> **Task material**
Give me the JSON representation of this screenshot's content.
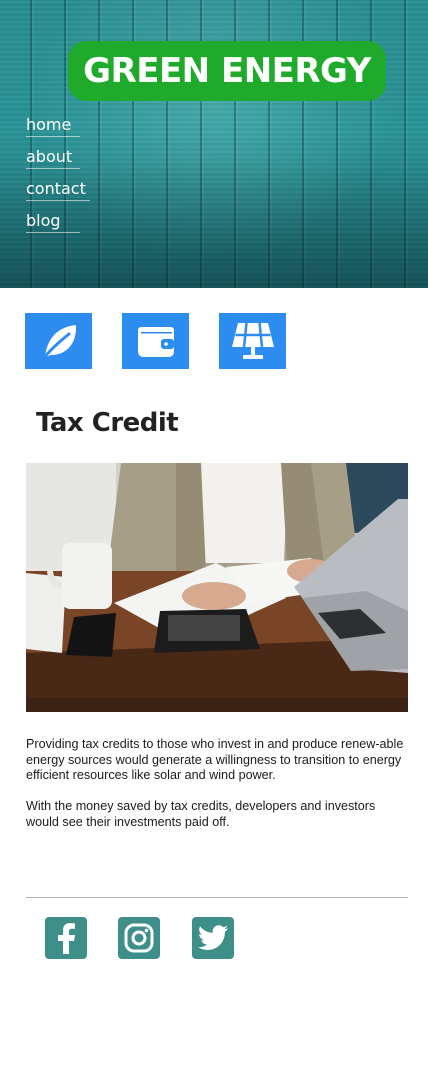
{
  "brand": {
    "title": "GREEN ENERGY"
  },
  "nav": {
    "items": [
      {
        "label": "home"
      },
      {
        "label": "about"
      },
      {
        "label": "contact"
      },
      {
        "label": "blog"
      }
    ]
  },
  "features": [
    {
      "icon": "leaf-icon"
    },
    {
      "icon": "wallet-icon"
    },
    {
      "icon": "solar-panel-icon"
    }
  ],
  "article": {
    "title": "Tax Credit",
    "image": "person-using-calculator-with-laptop-photo",
    "paragraphs": [
      "Providing tax credits to those who invest in and produce renew-able energy sources would generate a willingness to transition to energy efficient resources like solar and wind power.",
      "With the money saved by tax credits, developers and investors would see their investments paid off."
    ]
  },
  "social": [
    {
      "icon": "facebook-icon"
    },
    {
      "icon": "instagram-icon"
    },
    {
      "icon": "twitter-icon"
    }
  ],
  "colors": {
    "brand_green": "#1faa2b",
    "feature_blue": "#2d8cf0",
    "social_teal": "#3e8f8a",
    "hero_teal": "#2a9497"
  }
}
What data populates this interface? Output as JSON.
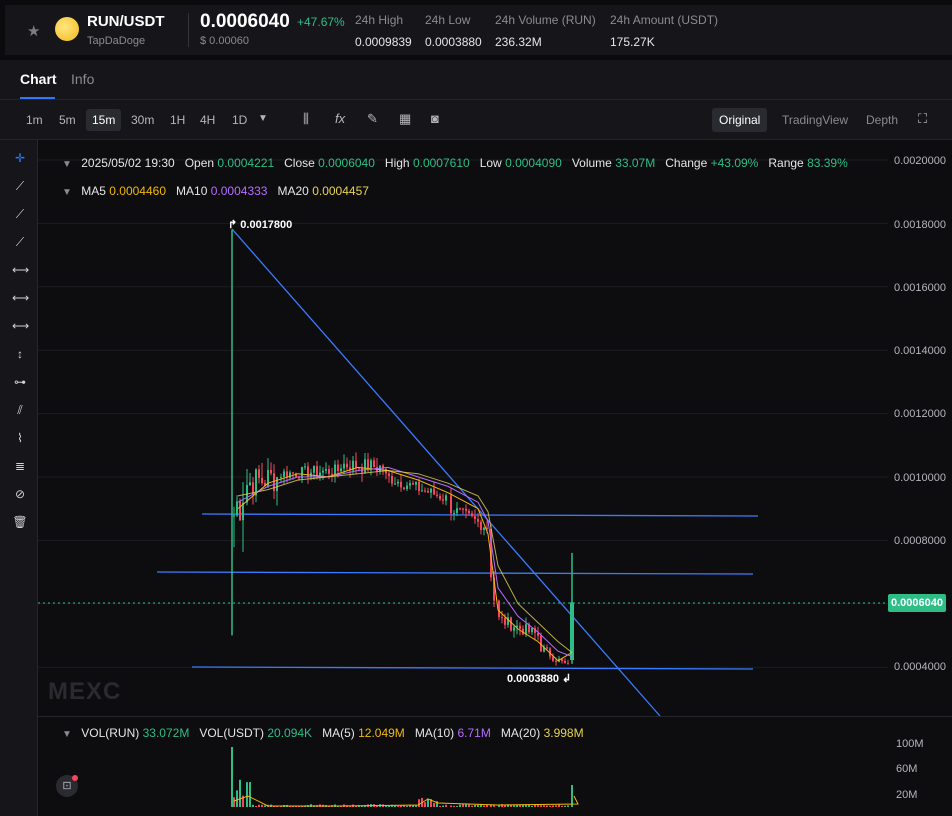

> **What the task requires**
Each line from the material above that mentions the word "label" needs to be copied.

> **Reply to the exercise**
        "label": "home"
        "label": "about"
        "label": "contact"
        "label": "blog"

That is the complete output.